Exercise objective
In the entries below, find the string "Attributes" and return each line holding it.

****************

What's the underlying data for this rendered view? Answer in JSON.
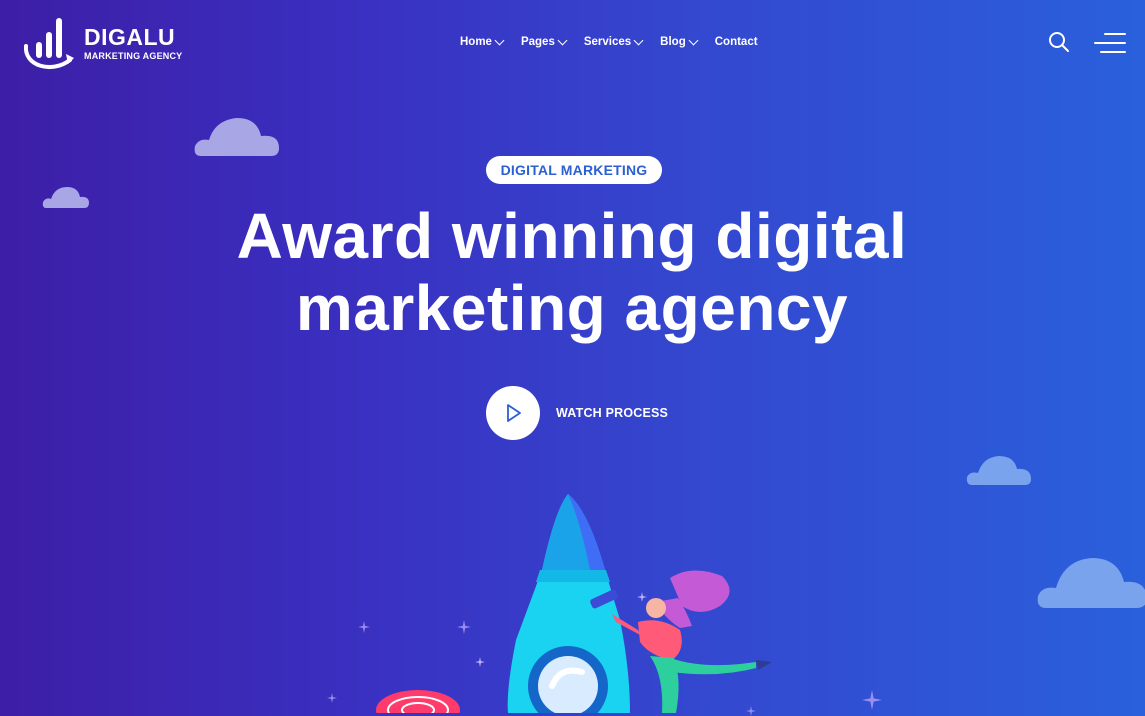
{
  "brand": {
    "name": "DIGALU",
    "tagline": "MARKETING AGENCY"
  },
  "nav": {
    "items": [
      {
        "label": "Home",
        "dropdown": true
      },
      {
        "label": "Pages",
        "dropdown": true
      },
      {
        "label": "Services",
        "dropdown": true
      },
      {
        "label": "Blog",
        "dropdown": true
      },
      {
        "label": "Contact",
        "dropdown": false
      }
    ]
  },
  "hero": {
    "badge": "DIGITAL MARKETING",
    "title_line1": "Award winning digital",
    "title_line2": "marketing agency",
    "watch_label": "WATCH PROCESS"
  },
  "icons": {
    "search": "search-icon",
    "menu": "hamburger-menu-icon",
    "play": "play-icon"
  },
  "colors": {
    "accent": "#2c5fd3",
    "bg_left": "#3d1ea6",
    "bg_right": "#2a60dc",
    "cloud": "#a9a6e6",
    "rocket": "#19d3f0"
  }
}
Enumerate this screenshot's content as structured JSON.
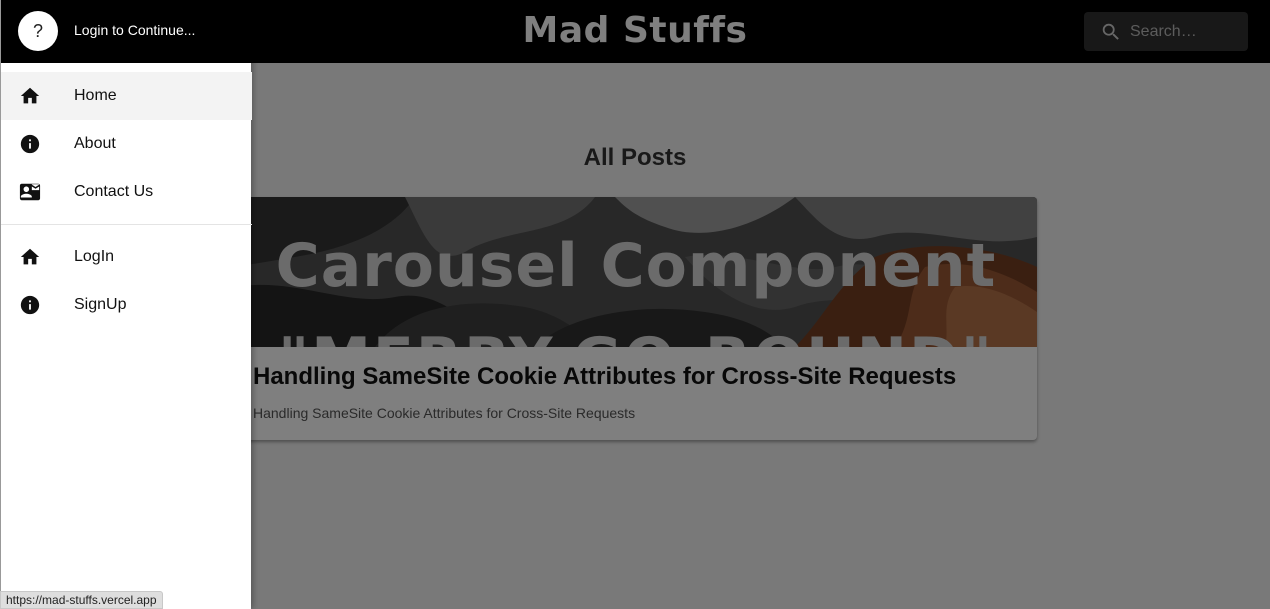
{
  "app": {
    "brand": "Mad Stuffs",
    "search": {
      "placeholder": "Search…",
      "icon": "search-icon"
    }
  },
  "main": {
    "section_title": "All Posts",
    "posts": [
      {
        "image_title": "Carousel Component",
        "image_subtitle": "\"MERRY-GO-ROUND\"",
        "title": "Handling SameSite Cookie Attributes for Cross-Site Requests",
        "description": "Handling SameSite Cookie Attributes for Cross-Site Requests"
      }
    ]
  },
  "drawer": {
    "avatar_text": "?",
    "login_text": "Login to Continue...",
    "primary_items": [
      {
        "label": "Home",
        "icon": "home-icon",
        "active": true
      },
      {
        "label": "About",
        "icon": "info-icon"
      },
      {
        "label": "Contact Us",
        "icon": "contact-card-icon"
      }
    ],
    "secondary_items": [
      {
        "label": "LogIn",
        "icon": "home-icon"
      },
      {
        "label": "SignUp",
        "icon": "info-icon"
      }
    ]
  },
  "status_bar": {
    "url": "https://mad-stuffs.vercel.app"
  },
  "colors": {
    "appbar": "#000000",
    "drawer": "#ffffff",
    "backdrop": "rgba(0,0,0,0.5)",
    "active_item": "#f3f3f3"
  }
}
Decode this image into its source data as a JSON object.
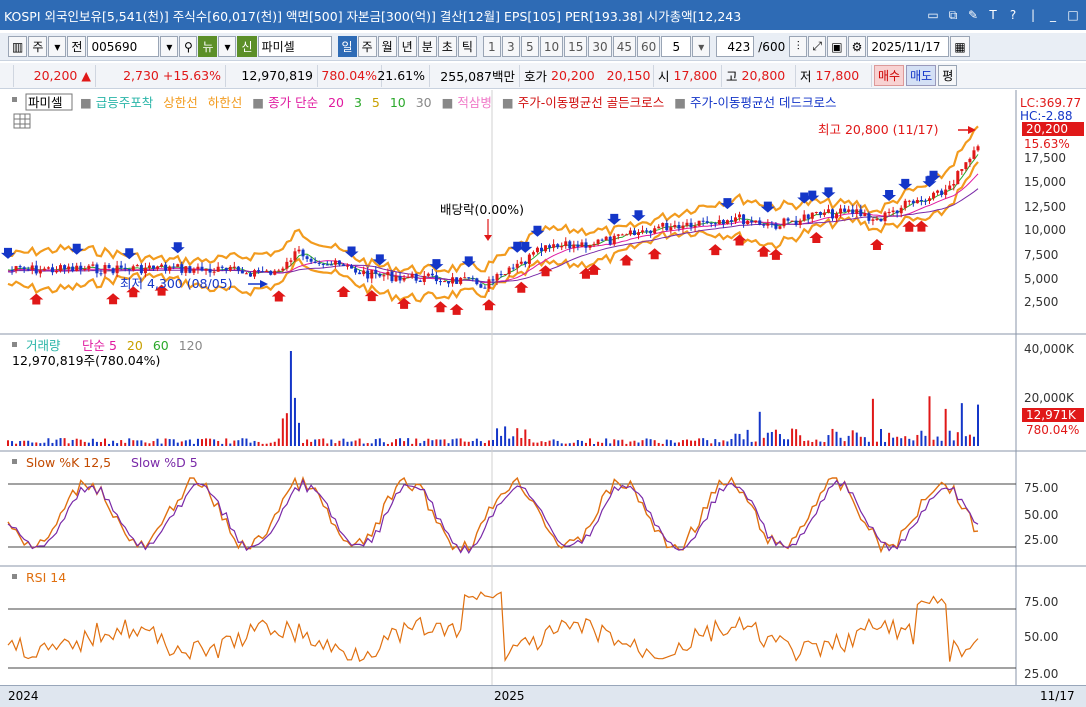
{
  "titlebar": {
    "text": "KOSPI 외국인보유[5,541(천)] 주식수[60,017(천)] 액면[500] 자본금[300(억)] 결산[12월] EPS[105] PER[193.38] 시가총액[12,243",
    "ctrl_icons": [
      "window-icon",
      "restore-icon",
      "pin-icon",
      "font-icon",
      "help-icon",
      "minimize-icon",
      "maximize-icon"
    ]
  },
  "toolbar": {
    "type_label": "주",
    "prev_label": "전",
    "code": "005690",
    "new_label": "뉴",
    "sin_label": "신",
    "name": "파미셀",
    "periods": [
      "일",
      "주",
      "월",
      "년",
      "분",
      "초",
      "틱"
    ],
    "active_period": "일",
    "intervals": [
      "1",
      "3",
      "5",
      "10",
      "15",
      "30",
      "45",
      "60"
    ],
    "interval_input": "5",
    "count": "423",
    "count_total": "/600",
    "date": "2025/11/17"
  },
  "quote": {
    "price": "20,200",
    "change": "2,730",
    "change_pct": "+15.63%",
    "volume": "12,970,819",
    "volume_pct": "780.04%",
    "turnover": "21.61%",
    "amount": "255,087백만",
    "bid_label": "호가",
    "bid_price1": "20,200",
    "bid_price2": "20,150",
    "open_label": "시",
    "open": "17,800",
    "high_label": "고",
    "high": "20,800",
    "low_label": "저",
    "low": "17,800",
    "buy_label": "매수",
    "sell_label": "매도",
    "eval_label": "평"
  },
  "price_panel": {
    "legend_name": "파미셀",
    "legend_items": [
      {
        "text": "급등주포착",
        "color": "#2ab5a8"
      },
      {
        "text": "상한선",
        "color": "#f29b1e"
      },
      {
        "text": "하한선",
        "color": "#f29b1e"
      },
      {
        "text": "종가 단순",
        "color": "#e01aa0"
      },
      {
        "text": "20",
        "color": "#e01aa0"
      },
      {
        "text": "3",
        "color": "#2aa82a"
      },
      {
        "text": "5",
        "color": "#c8a000"
      },
      {
        "text": "10",
        "color": "#2aa82a"
      },
      {
        "text": "30",
        "color": "#888888"
      },
      {
        "text": "적삼병",
        "color": "#f07ac8"
      },
      {
        "text": "주가-이동평균선 골든크로스",
        "color": "#d01010"
      },
      {
        "text": "주가-이동평균선 데드크로스",
        "color": "#1436c8"
      }
    ],
    "lc": "LC:369.77",
    "hc": "HC:-2.88",
    "last_price": "20,200",
    "last_pct": "15.63%",
    "yaxis": [
      "17,500",
      "15,000",
      "12,500",
      "10,000",
      "7,500",
      "5,000",
      "2,500"
    ],
    "high_note": "최고 20,800 (11/17)",
    "low_note": "최저 4,300 (08/05)",
    "dividend_note": "배당락(0.00%)"
  },
  "volume_panel": {
    "title": "거래량",
    "legend": [
      {
        "text": "단순 5",
        "color": "#e01aa0"
      },
      {
        "text": "20",
        "color": "#c8a000"
      },
      {
        "text": "60",
        "color": "#2aa82a"
      },
      {
        "text": "120",
        "color": "#888888"
      }
    ],
    "value_note": "12,970,819주(780.04%)",
    "yaxis": [
      "40,000K",
      "20,000K"
    ],
    "last_value": "12,971K",
    "last_pct": "780.04%"
  },
  "stoch_panel": {
    "title": "Slow %K 12,5",
    "title2": "Slow %D 5",
    "yaxis": [
      "75.00",
      "50.00",
      "25.00"
    ]
  },
  "rsi_panel": {
    "title": "RSI 14",
    "yaxis": [
      "75.00",
      "50.00",
      "25.00"
    ]
  },
  "xaxis": {
    "labels": [
      "2024",
      "2025"
    ],
    "last_date": "11/17"
  },
  "colors": {
    "titlebar": "#2e6bb5",
    "up": "#e01818",
    "down": "#1436c8",
    "band": "#f29b1e"
  }
}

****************

Task response
        "title": "Handling SameSite Cookie Attributes for Cross-Site Requests",
        "description": "Handling SameSite Cookie Attributes for Cross-Site Requests"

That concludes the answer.